The overall research theme of the Integrative Physiology section is human exercise and training physiology. In particular, the section studies the effects of exercise on the brain, heart, circulation, muscles and bones. The focus is on physiological mechanisms and on conducting studies of relevance to healthy people of all ages, sports professionals and patients.
The section performs complex human trials, and uses physiological and molecular biological techniques to study the integrated and isolated effects of physical activity and training. The investigations include among other things evaluations of motor function, muscle metabolism, cardiovascular regulation, capillary growth, insulin sensitivity, ion transport, performance, fatigue, muscle activation, thermoregulation and bone mineral density. Pharmacological interventions are often employed. Also, animal and cell culture models are used.

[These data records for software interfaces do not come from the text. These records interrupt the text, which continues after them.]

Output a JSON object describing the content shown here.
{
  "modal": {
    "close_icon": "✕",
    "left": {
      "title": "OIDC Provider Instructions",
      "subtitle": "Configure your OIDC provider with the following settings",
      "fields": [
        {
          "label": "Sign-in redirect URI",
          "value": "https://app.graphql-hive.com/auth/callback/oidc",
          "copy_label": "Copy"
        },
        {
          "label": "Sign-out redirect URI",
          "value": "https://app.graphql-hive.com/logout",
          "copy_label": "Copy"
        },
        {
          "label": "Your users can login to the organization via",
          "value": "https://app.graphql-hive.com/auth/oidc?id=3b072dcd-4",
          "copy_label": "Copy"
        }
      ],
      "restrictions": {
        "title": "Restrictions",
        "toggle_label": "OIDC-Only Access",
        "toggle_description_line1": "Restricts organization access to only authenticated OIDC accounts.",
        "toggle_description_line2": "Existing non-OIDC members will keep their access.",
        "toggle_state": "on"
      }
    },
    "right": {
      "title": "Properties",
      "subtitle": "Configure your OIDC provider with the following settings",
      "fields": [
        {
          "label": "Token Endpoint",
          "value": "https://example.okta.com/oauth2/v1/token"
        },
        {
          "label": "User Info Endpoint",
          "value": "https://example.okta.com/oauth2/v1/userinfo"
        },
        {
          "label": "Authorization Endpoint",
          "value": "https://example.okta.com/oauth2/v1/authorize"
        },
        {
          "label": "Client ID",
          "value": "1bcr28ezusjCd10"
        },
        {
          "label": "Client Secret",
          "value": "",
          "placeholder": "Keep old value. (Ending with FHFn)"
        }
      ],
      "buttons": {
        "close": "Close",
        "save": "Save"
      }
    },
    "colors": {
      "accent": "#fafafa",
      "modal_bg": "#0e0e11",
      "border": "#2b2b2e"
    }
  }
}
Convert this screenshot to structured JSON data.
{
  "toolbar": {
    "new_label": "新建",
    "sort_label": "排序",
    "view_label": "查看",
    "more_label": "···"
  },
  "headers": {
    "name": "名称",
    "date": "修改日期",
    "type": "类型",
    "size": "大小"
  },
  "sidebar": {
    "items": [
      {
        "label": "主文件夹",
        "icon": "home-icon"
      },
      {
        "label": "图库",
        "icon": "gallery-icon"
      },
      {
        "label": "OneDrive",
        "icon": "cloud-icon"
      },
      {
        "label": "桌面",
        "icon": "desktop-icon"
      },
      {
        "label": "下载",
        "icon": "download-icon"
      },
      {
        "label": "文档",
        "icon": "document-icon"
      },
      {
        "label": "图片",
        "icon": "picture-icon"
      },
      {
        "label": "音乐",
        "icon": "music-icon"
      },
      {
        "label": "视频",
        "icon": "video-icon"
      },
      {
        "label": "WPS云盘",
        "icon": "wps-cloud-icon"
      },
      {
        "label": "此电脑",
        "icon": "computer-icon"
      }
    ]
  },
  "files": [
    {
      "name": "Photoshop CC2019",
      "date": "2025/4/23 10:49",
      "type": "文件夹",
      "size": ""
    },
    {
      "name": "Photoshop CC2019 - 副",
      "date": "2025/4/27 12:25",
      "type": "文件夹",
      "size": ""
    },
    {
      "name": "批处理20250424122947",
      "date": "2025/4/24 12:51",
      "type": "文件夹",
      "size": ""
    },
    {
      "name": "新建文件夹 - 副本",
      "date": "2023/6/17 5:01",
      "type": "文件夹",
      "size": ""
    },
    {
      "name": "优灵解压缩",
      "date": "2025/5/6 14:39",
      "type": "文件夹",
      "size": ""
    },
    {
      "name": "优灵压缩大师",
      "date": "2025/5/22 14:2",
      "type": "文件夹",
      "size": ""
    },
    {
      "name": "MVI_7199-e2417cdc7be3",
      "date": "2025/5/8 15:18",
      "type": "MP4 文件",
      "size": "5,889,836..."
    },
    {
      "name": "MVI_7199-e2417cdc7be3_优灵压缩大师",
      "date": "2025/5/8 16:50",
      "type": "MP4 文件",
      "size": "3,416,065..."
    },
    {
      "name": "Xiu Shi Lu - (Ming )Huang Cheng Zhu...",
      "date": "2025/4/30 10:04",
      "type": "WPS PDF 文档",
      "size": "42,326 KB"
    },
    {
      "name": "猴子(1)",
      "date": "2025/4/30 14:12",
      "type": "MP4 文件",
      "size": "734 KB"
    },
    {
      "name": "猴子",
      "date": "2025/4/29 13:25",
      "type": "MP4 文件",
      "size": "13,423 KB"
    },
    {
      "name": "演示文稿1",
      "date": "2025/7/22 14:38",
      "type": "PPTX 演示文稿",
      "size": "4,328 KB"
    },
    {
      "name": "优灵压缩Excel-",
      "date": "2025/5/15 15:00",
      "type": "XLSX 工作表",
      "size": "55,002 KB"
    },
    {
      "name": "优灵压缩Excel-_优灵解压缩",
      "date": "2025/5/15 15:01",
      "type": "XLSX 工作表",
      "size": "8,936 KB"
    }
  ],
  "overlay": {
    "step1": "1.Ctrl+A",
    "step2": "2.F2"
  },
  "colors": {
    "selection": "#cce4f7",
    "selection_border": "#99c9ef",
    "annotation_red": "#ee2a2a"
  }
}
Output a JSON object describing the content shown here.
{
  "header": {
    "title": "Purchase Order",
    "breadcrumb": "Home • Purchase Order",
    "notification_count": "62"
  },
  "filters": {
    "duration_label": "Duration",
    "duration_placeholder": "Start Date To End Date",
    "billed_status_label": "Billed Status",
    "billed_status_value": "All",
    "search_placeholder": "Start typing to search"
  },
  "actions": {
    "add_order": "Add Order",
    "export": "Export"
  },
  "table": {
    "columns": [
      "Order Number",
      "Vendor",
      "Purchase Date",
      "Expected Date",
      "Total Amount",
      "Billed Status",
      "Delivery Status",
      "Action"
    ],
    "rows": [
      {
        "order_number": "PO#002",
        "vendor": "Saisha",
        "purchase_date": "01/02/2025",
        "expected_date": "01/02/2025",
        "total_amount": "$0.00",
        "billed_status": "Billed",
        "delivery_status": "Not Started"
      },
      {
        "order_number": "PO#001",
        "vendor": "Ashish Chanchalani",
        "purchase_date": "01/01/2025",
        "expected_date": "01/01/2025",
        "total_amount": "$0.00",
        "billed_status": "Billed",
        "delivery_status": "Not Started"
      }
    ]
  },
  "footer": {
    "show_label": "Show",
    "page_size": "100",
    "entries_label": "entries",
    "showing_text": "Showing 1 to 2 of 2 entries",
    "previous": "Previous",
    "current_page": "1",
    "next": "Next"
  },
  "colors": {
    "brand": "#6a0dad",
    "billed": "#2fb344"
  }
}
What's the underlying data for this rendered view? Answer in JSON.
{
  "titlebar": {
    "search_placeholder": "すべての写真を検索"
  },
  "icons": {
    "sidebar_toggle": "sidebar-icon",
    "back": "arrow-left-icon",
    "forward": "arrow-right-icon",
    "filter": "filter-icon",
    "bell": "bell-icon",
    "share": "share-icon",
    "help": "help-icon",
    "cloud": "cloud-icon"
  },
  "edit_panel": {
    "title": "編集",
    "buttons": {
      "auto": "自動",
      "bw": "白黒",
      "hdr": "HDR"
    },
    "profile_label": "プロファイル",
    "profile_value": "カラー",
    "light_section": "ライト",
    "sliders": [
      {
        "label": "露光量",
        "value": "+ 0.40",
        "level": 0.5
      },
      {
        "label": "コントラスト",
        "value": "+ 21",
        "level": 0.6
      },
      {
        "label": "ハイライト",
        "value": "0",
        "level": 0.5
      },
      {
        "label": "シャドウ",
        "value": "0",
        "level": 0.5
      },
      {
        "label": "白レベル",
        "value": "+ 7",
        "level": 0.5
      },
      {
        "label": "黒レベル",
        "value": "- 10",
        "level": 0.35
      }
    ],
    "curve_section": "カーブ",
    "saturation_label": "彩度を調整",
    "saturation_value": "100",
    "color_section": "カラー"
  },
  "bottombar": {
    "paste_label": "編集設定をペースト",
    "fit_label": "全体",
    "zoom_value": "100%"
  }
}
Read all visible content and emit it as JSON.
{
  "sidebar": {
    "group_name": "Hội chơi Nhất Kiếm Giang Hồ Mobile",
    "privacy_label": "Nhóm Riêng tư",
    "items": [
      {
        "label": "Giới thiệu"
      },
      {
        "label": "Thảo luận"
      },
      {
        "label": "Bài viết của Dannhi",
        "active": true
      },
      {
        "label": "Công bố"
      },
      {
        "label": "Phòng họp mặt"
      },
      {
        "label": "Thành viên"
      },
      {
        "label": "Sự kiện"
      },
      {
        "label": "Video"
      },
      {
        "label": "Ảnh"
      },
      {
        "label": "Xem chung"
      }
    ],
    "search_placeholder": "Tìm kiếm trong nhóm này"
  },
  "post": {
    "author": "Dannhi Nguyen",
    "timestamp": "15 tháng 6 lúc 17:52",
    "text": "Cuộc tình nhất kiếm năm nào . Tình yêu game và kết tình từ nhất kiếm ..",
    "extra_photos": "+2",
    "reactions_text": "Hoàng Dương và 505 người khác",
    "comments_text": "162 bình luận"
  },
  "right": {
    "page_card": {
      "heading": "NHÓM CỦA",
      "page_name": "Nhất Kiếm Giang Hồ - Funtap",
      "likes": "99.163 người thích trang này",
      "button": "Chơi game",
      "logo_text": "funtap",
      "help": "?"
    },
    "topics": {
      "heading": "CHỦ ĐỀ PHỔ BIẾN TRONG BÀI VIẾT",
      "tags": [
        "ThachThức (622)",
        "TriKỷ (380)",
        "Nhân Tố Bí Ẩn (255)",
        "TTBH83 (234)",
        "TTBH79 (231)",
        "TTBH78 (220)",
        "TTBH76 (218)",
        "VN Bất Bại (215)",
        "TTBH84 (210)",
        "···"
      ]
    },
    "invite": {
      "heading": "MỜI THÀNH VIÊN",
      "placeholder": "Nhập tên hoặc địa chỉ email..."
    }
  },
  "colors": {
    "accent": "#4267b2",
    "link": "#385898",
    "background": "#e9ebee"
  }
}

Currently, a particular focus lies on the importance of physical activity for women, before and after menopause, as well as the health-enhancing effect of ball games and other sports for different target groups, ranging from children to the elderly. Furthermore, the section has a strong focus on the physiology of elite athletes from a basic research and application-oriented perspective, as well as the development of physiologically based methods for detecting doping in sport.